Toyota plans to invest “approximately 300 billion yen” in Shimoyama, and employees total “around 50” for the time being. When the facility will be completed in 2023, approximately 3,300 people will work at the site.
“Environmental conservation was a foremost consideration in the construction of this new research and development facility,” according to Toyota, and around 70 percent of the area consists of trees and greenery that were preserved. The Japanese have a thing for preserving nature as much as possible, and the term you’re looking for is “satoyama.”
Sato stands for village and yama means hill or mountain. Satoyama has multiple definitions, but cohabitation with the existing ecosystem is the easiest way to understand the concept.
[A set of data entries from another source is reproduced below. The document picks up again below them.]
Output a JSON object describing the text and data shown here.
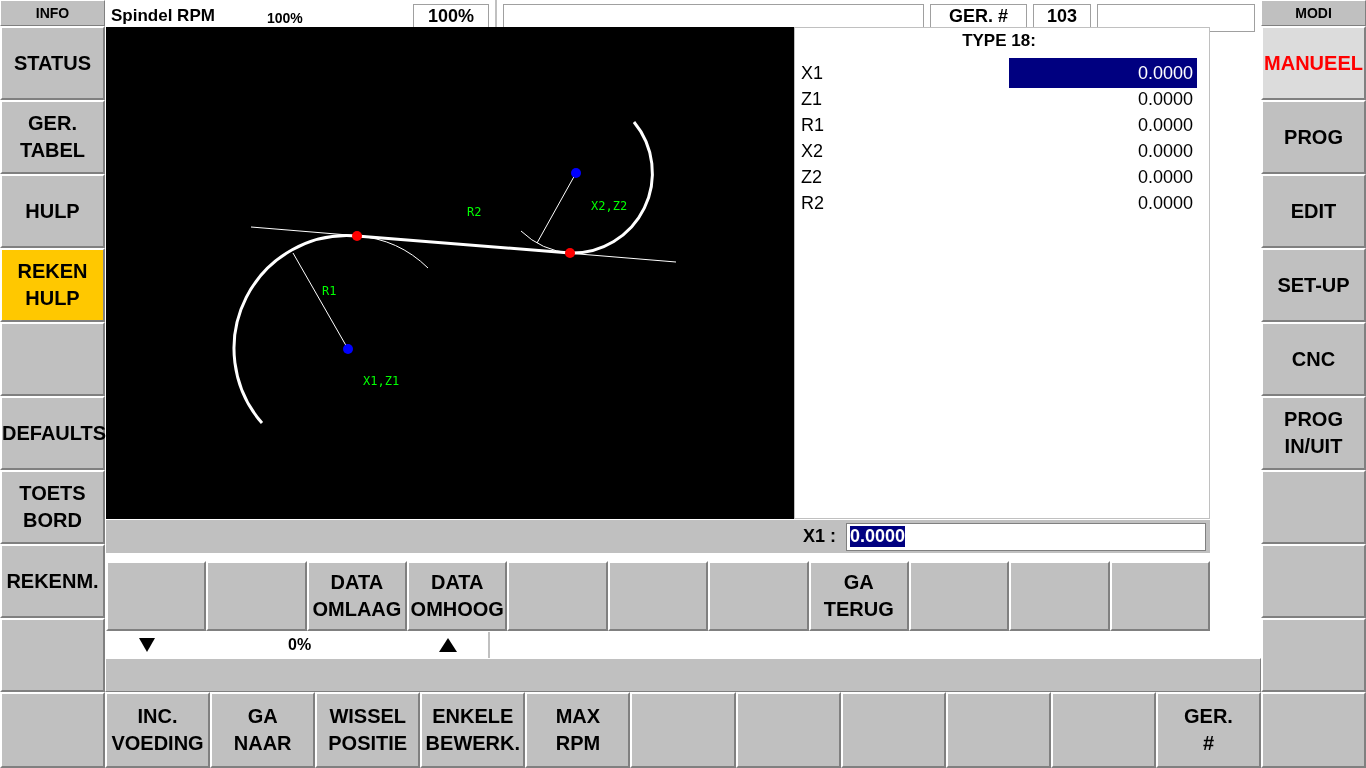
{
  "left_panel": {
    "header": "INFO",
    "buttons": [
      {
        "lines": [
          "STATUS"
        ],
        "selected": false
      },
      {
        "lines": [
          "GER.",
          "TABEL"
        ],
        "selected": false
      },
      {
        "lines": [
          "HULP"
        ],
        "selected": false
      },
      {
        "lines": [
          "REKEN",
          "HULP"
        ],
        "selected": true
      },
      {
        "selected": false
      },
      {
        "lines": [
          "DEFAULTS"
        ],
        "selected": false
      },
      {
        "lines": [
          "TOETS",
          "BORD"
        ],
        "selected": false
      },
      {
        "lines": [
          "REKENM."
        ],
        "selected": false
      },
      {
        "selected": false
      }
    ]
  },
  "right_panel": {
    "header": "MODI",
    "buttons": [
      {
        "lines": [
          "MANUEEL"
        ],
        "selected": true
      },
      {
        "lines": [
          "PROG"
        ],
        "selected": false
      },
      {
        "lines": [
          "EDIT"
        ],
        "selected": false
      },
      {
        "lines": [
          "SET-UP"
        ],
        "selected": false
      },
      {
        "lines": [
          "CNC"
        ],
        "selected": false
      },
      {
        "lines": [
          "PROG",
          "IN/UIT"
        ],
        "selected": false
      },
      {
        "selected": false
      },
      {
        "selected": false
      },
      {
        "selected": false
      }
    ]
  },
  "top_bar": {
    "spindle_label": "Spindel RPM",
    "spindle_percent": "100%",
    "override": "100%",
    "tool_label": "GER. #",
    "tool_number": "103"
  },
  "feed_row": {
    "percent": "0%"
  },
  "dialog": {
    "title": "TYPE 18:",
    "params": [
      {
        "name": "X1",
        "value": "0.0000",
        "selected": true
      },
      {
        "name": "Z1",
        "value": "0.0000",
        "selected": false
      },
      {
        "name": "R1",
        "value": "0.0000",
        "selected": false
      },
      {
        "name": "X2",
        "value": "0.0000",
        "selected": false
      },
      {
        "name": "Z2",
        "value": "0.0000",
        "selected": false
      },
      {
        "name": "R2",
        "value": "0.0000",
        "selected": false
      }
    ],
    "drawing_labels": {
      "r1": "R1",
      "r2": "R2",
      "center1": "X1,Z1",
      "center2": "X2,Z2"
    },
    "input": {
      "label": "X1 :",
      "value": "0.0000"
    },
    "softkeys": [
      {
        "kind": "blank"
      },
      {
        "kind": "blank"
      },
      {
        "kind": "label",
        "lines": [
          "DATA",
          "OMLAAG"
        ]
      },
      {
        "kind": "label",
        "lines": [
          "DATA",
          "OMHOOG"
        ]
      },
      {
        "kind": "blank"
      },
      {
        "kind": "blank"
      },
      {
        "kind": "blank"
      },
      {
        "kind": "label",
        "lines": [
          "GA",
          "TERUG"
        ]
      },
      {
        "kind": "blank"
      },
      {
        "kind": "blank"
      },
      {
        "kind": "blank"
      }
    ]
  },
  "bottom_softkeys": [
    {
      "kind": "label",
      "lines": [
        "INC.",
        "VOEDING"
      ]
    },
    {
      "kind": "label",
      "lines": [
        "GA",
        "NAAR"
      ]
    },
    {
      "kind": "label",
      "lines": [
        "WISSEL",
        "POSITIE"
      ]
    },
    {
      "kind": "label",
      "lines": [
        "ENKELE",
        "BEWERK."
      ]
    },
    {
      "kind": "label",
      "lines": [
        "MAX",
        "RPM"
      ]
    },
    {
      "kind": "blank"
    },
    {
      "kind": "blank"
    },
    {
      "kind": "blank"
    },
    {
      "kind": "blank"
    },
    {
      "kind": "blank"
    },
    {
      "kind": "label",
      "lines": [
        "GER.",
        "#"
      ]
    }
  ]
}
“We have replicated a variety of roads in the world at the new test course,” said Akio Toyoda, the president of Toyota. “In addition to conducting driving tests all over the world, and with the replication of severe driving conditions at the new test course, we intend to thoroughly hone every one of our models and develop the types of cars that epitomize the true joy of driving.”
At the opening ceremony, Toyota brought the Supra sports car, Prius hybrid, and Prius plug-in hybrid, driving the media on the track to get a feel for the corners and straights. These days, the Japanese automaker combines the eco-friendly image with exciting models developed with the help of Gazoo Racing and TRD.
Known as Prius Prime in the United States, the plug-in hybrid is priced at $27,350 excluding destination charge. The GR Supra retails at $49,990 while the 3.0 Premium levels up to $53,990.